• _TRY IT_: Beginning with the line that contains "What's the underlying", reproduce every line through the end of the records below exactly, and leave the pictures out.

(Items from a data source)
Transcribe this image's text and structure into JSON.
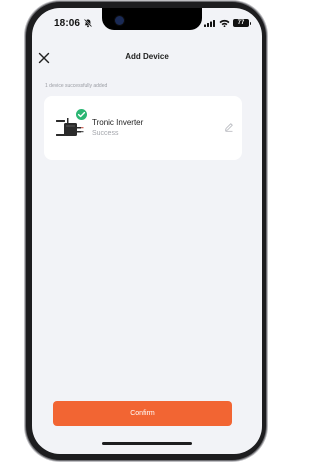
{
  "status_bar": {
    "time": "18:06",
    "battery": "77"
  },
  "header": {
    "title": "Add Device"
  },
  "info": {
    "text": "1 device successfully added"
  },
  "device": {
    "name": "Tronic Inverter",
    "status": "Success"
  },
  "actions": {
    "confirm_label": "Confirm"
  },
  "colors": {
    "accent": "#f26533",
    "success": "#2bb673",
    "screen_background": "#f2f3f7"
  },
  "icons": {
    "close": "close-icon",
    "device": "inverter-icon",
    "check": "check-icon",
    "edit": "pencil-icon",
    "notification": "bell-slash-icon",
    "signal": "cellular-signal-icon",
    "wifi": "wifi-icon"
  }
}
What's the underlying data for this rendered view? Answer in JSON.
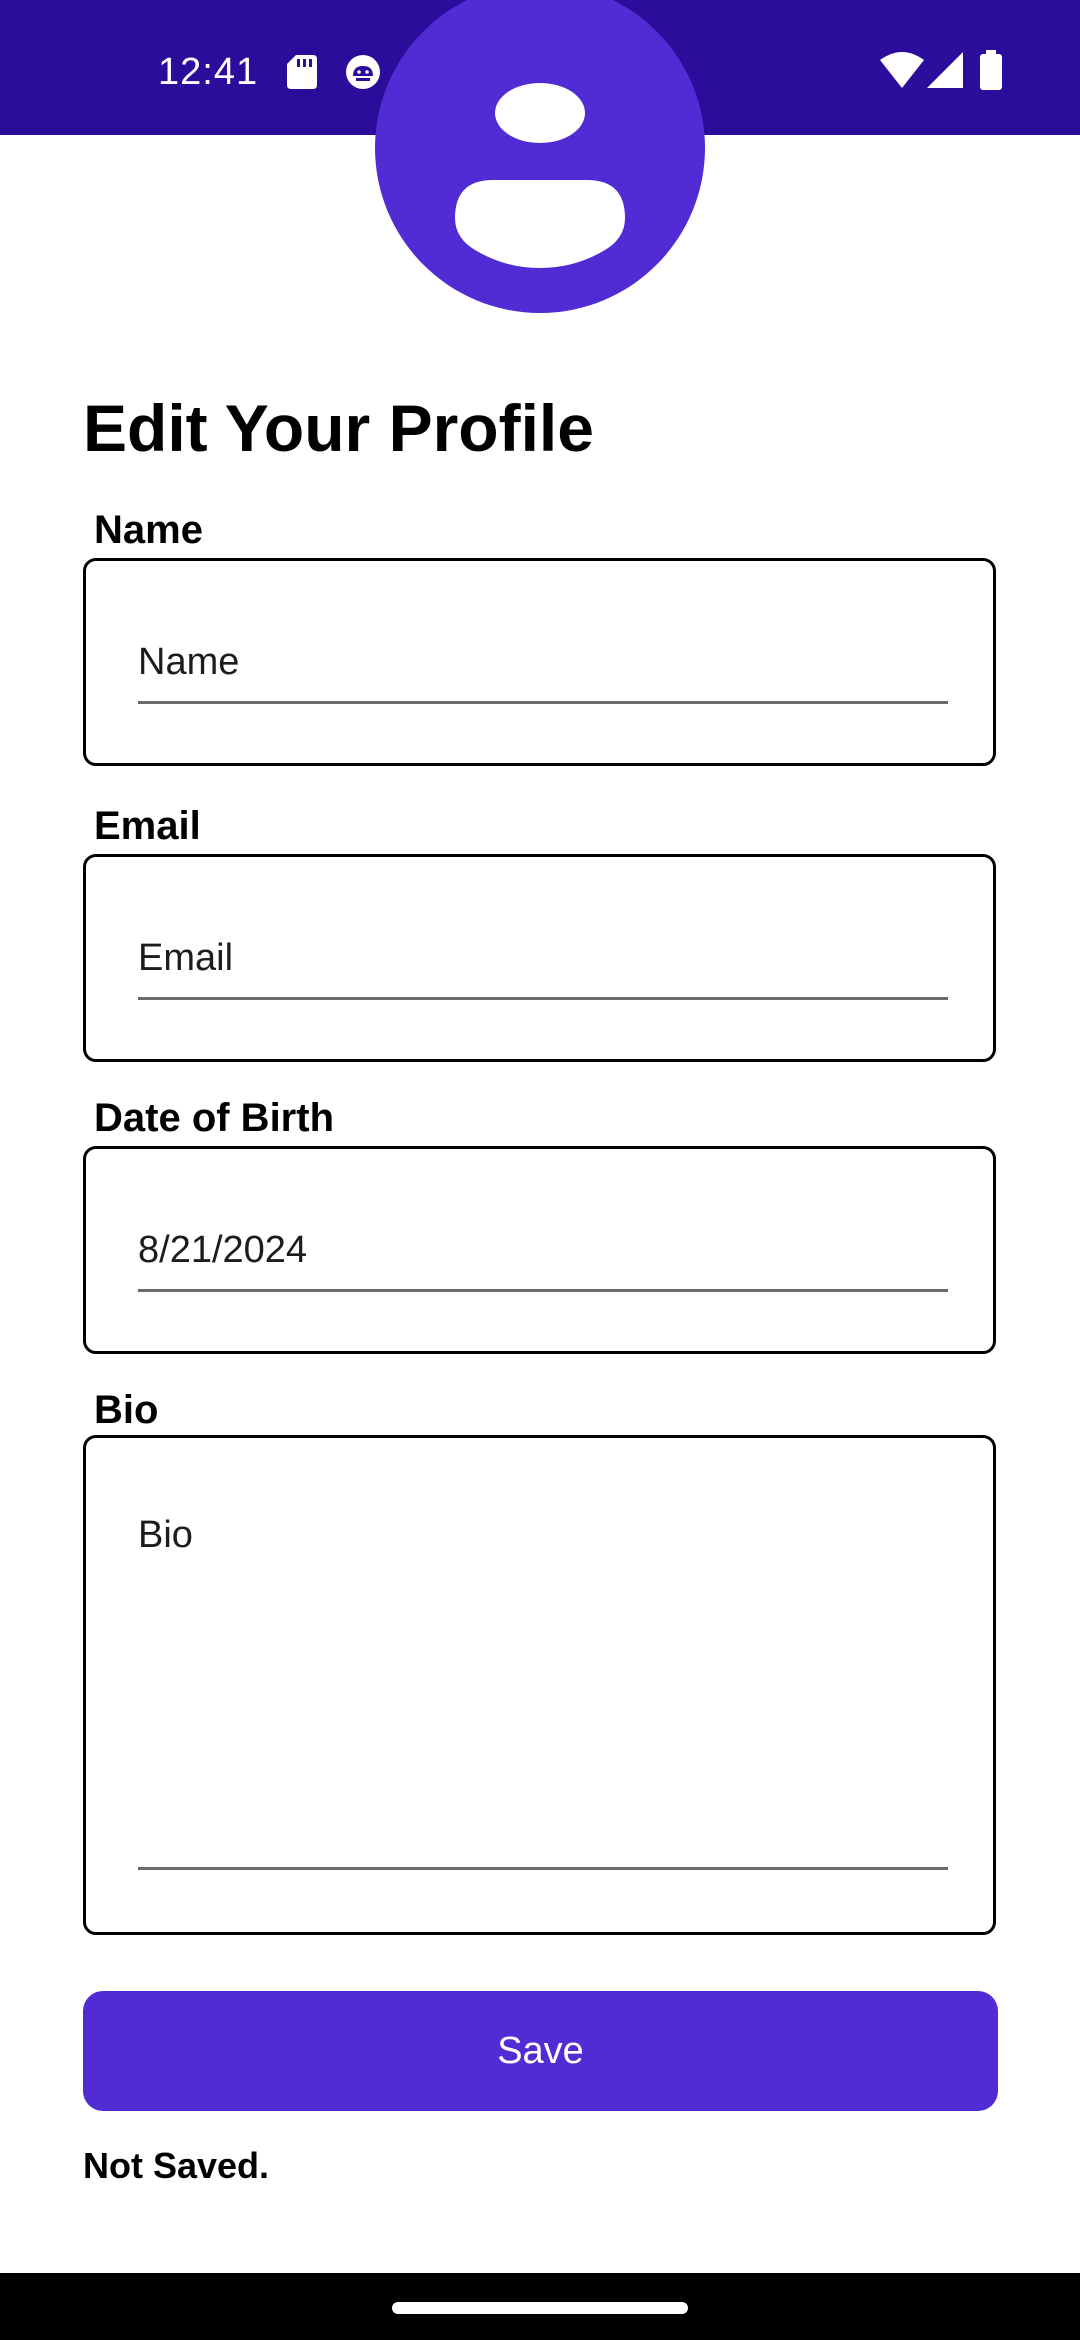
{
  "status_bar": {
    "time": "12:41",
    "icons": [
      "sd-card-icon",
      "android-debug-icon",
      "wifi-icon",
      "signal-icon",
      "battery-icon"
    ],
    "background": "#2a0d9a"
  },
  "page": {
    "title": "Edit Your Profile"
  },
  "form": {
    "name": {
      "label": "Name",
      "placeholder": "Name",
      "value": ""
    },
    "email": {
      "label": "Email",
      "placeholder": "Email",
      "value": ""
    },
    "dob": {
      "label": "Date of Birth",
      "value": "8/21/2024"
    },
    "bio": {
      "label": "Bio",
      "placeholder": "Bio",
      "value": ""
    }
  },
  "actions": {
    "save_label": "Save",
    "save_color": "#512bd4"
  },
  "status": {
    "message": "Not Saved."
  }
}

• _RESPONSE FOR THIS EXERCISE_:
What's the underlying data for this rendered view? Answer in JSON.
{
  "status_bar": {
    "time": "12:41",
    "icons": [
      "sd-card-icon",
      "android-debug-icon",
      "wifi-icon",
      "signal-icon",
      "battery-icon"
    ],
    "background": "#2a0d9a"
  },
  "page": {
    "title": "Edit Your Profile"
  },
  "form": {
    "name": {
      "label": "Name",
      "placeholder": "Name",
      "value": ""
    },
    "email": {
      "label": "Email",
      "placeholder": "Email",
      "value": ""
    },
    "dob": {
      "label": "Date of Birth",
      "value": "8/21/2024"
    },
    "bio": {
      "label": "Bio",
      "placeholder": "Bio",
      "value": ""
    }
  },
  "actions": {
    "save_label": "Save",
    "save_color": "#512bd4"
  },
  "status": {
    "message": "Not Saved."
  }
}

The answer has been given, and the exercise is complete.